Heart-pumping, I take a giant, well-meaning swing, hoping to ricochet the ball from the back wall to the front. Somehow it doesn't connect. My inner monologue is increasingly vile as I struggle to stay cool. I jump up and down like a Wide World of Sports star, awaiting the next monster serve.
Of course, the it's-not-who-wins-that-counts mentality persists among some old-fashioned players, who haven't heard that trouncing the opponent is a different sort of high. Phyllis Komack, captain of the ladies B-team at Courts Royal in Rockville, denies bringing animal aggression to the sport. "It's a tension release, but I play for the fun of it," she says. "It's not worth getting hit in the face with a racquet. My teeth are more important to me than winning the point."
I'm telling myself something about holding my head up back at the office but I'm panting too hard to hear. It's Game Three on court seven at the Rhode Island Avenue Y and I'm taking a beating. A modest jock, accustomed to sweating for exercise, and not over the score, I gave in to friends and invested $10.50 in Foster Grant safety glasses. I'm not ungrateful now, the black elastic band snug around my head and bullet-balls whizzing past my eyebrows.
15-4, 15-5, 15-6. "Maybe next time you'll get seven points," my opponent says.
Next time? I nod my warmest regards, fuming, and dam two streams of sweat running past my jaw. I stretch my tense back, blot my sticky palms, and, dancing Bjorn Borg-stlye in the server's box, begin again.
But now I've figured out her "Z-ball," the one that doesn't bounce where you think it will but parallels the wall, inventing its own geometry, the better to skip you around the court. I'm on to her.
In fact, for three seconds, it's 4-0, my favor. A round of huffing grand slams and smart-alecky teasers ensues. A silent stream of verbal abuse. Why aren't the next scheduled jocks banging on the door to throw us off the court?
Thankfully, it's over: I've cut my losses, 15-12.
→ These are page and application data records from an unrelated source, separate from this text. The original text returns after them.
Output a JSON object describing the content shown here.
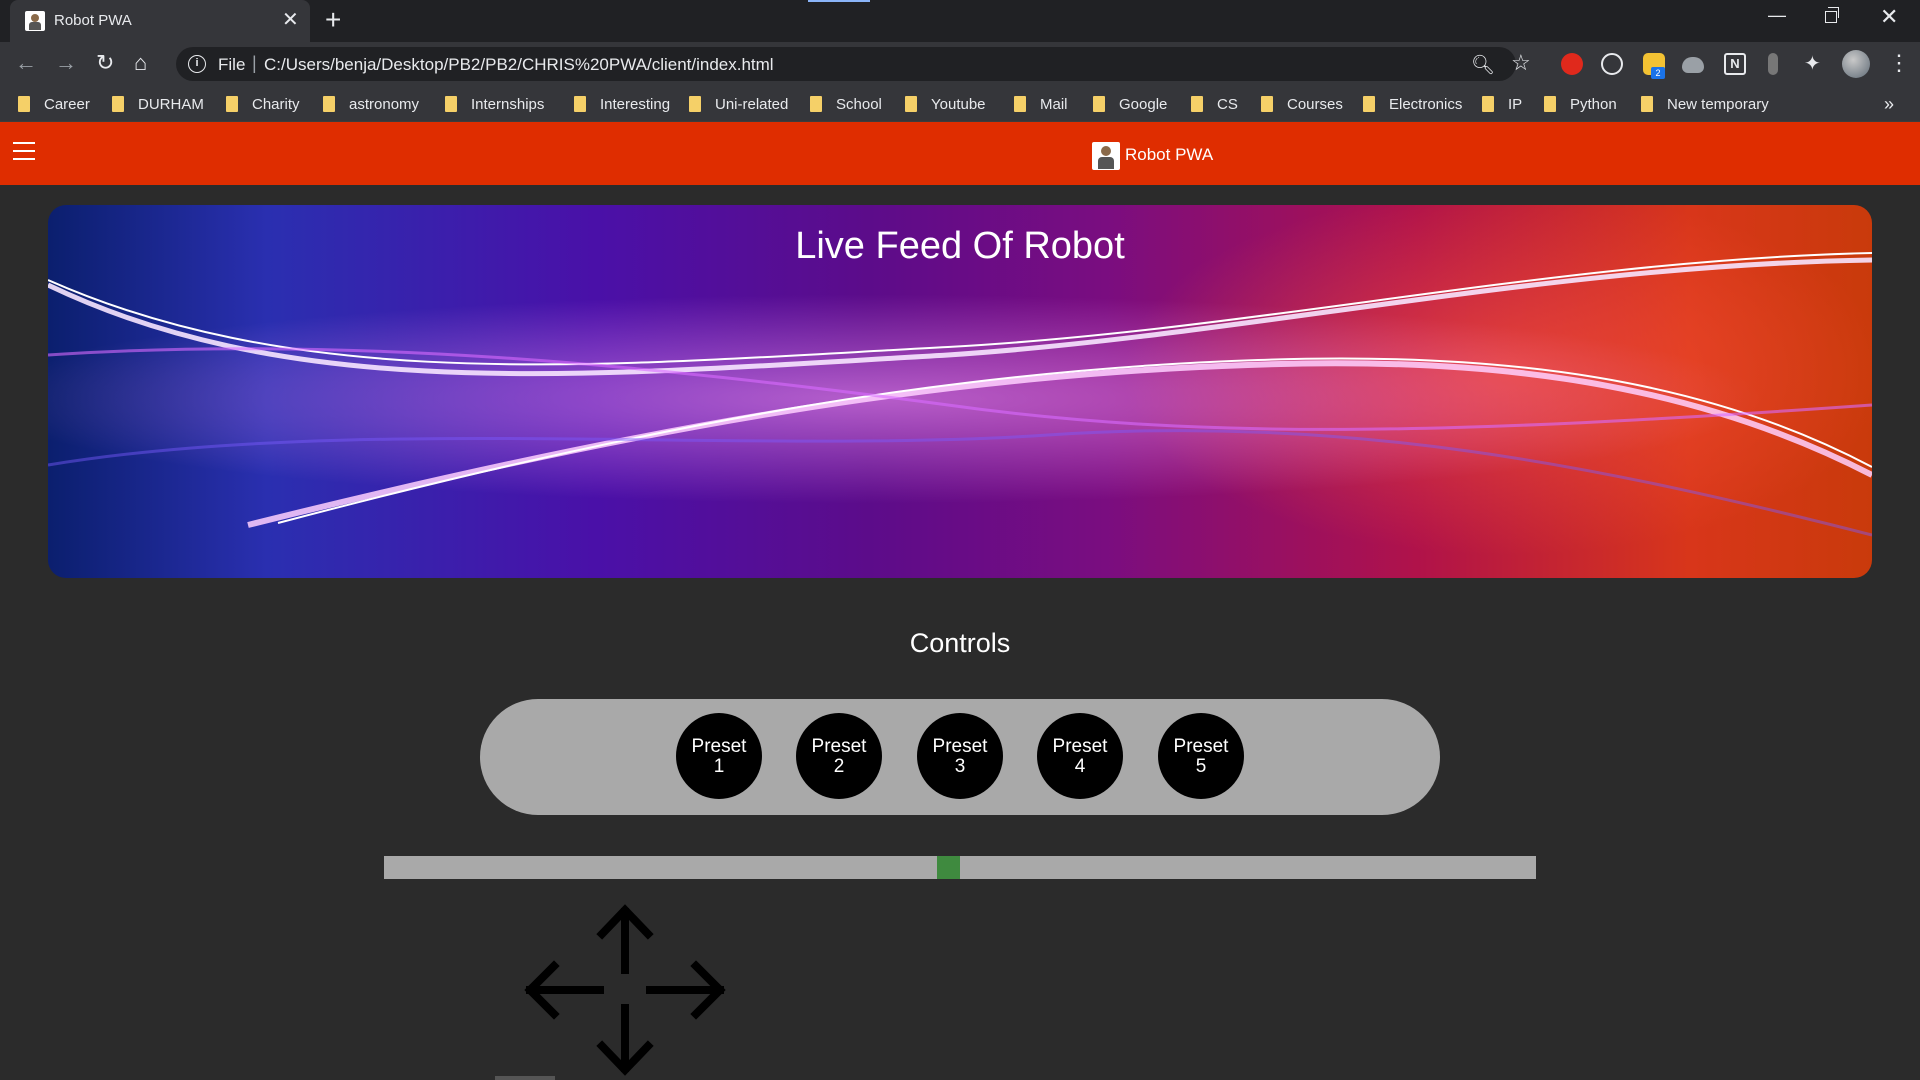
{
  "browser": {
    "tab": {
      "title": "Robot PWA"
    },
    "controls": {
      "tab_close": "✕",
      "new_tab": "+",
      "minimize": "—",
      "close": "✕",
      "back": "←",
      "forward": "→",
      "reload": "↻",
      "home": "⌂",
      "more": "»",
      "menu": "⋮"
    },
    "address": {
      "scheme": "File",
      "separator": "|",
      "url": "C:/Users/benja/Desktop/PB2/PB2/CHRIS%20PWA/client/index.html",
      "info": "i"
    },
    "icons": {
      "zoom": "zoom-icon",
      "star": "star-icon",
      "extensions": "puzzle-icon",
      "profile": "avatar"
    },
    "extensions": {
      "honey_badge": "2",
      "notion": "N"
    },
    "bookmarks": [
      "Career",
      "DURHAM",
      "Charity",
      "astronomy",
      "Internships",
      "Interesting",
      "Uni-related",
      "School",
      "Youtube",
      "Mail",
      "Google",
      "CS",
      "Courses",
      "Electronics",
      "IP",
      "Python",
      "New temporary"
    ]
  },
  "app": {
    "title": "Robot PWA",
    "header_color": "#df2d00",
    "feed": {
      "title": "Live Feed Of Robot"
    },
    "controls": {
      "heading": "Controls",
      "presets": [
        {
          "word": "Preset",
          "num": "1"
        },
        {
          "word": "Preset",
          "num": "2"
        },
        {
          "word": "Preset",
          "num": "3"
        },
        {
          "word": "Preset",
          "num": "4"
        },
        {
          "word": "Preset",
          "num": "5"
        }
      ],
      "slider": {
        "value_fraction": 0.49,
        "thumb_color": "#3f8a3f"
      },
      "dpad_icon": "move-arrows-icon"
    }
  }
}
My hands are trembling, blood is pumping wildly. "Wanna play again sometime?" she inquires.
I pause, think of the three lousy shots I could have aced and know I'm hooked. NEXT TIME I WILL KILL FOR 15 POINTS.